Record excerpts:
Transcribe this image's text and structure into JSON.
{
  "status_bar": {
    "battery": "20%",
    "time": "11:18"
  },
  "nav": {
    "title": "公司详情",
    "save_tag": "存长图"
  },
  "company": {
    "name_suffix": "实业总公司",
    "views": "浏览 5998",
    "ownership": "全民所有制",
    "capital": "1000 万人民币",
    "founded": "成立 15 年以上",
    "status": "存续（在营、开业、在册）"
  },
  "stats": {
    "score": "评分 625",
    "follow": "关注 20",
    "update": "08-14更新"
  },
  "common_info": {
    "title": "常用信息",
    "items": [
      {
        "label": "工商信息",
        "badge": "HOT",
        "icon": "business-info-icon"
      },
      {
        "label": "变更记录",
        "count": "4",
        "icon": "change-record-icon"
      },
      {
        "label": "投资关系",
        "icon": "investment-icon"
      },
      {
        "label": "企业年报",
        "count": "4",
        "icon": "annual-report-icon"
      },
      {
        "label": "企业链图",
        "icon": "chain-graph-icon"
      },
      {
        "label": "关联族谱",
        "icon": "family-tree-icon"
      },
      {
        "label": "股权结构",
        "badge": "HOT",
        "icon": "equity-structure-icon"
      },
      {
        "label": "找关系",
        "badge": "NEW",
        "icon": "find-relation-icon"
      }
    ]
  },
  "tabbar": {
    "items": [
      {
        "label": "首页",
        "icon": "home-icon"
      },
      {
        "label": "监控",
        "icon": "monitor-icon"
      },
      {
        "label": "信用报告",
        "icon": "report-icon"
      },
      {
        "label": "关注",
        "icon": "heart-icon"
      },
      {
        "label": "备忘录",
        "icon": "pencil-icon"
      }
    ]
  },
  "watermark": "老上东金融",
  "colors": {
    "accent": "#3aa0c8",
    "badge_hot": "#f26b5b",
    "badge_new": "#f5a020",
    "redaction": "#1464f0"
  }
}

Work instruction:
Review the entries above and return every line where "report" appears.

Written response:
        "icon": "annual-report-icon"
        "icon": "report-icon"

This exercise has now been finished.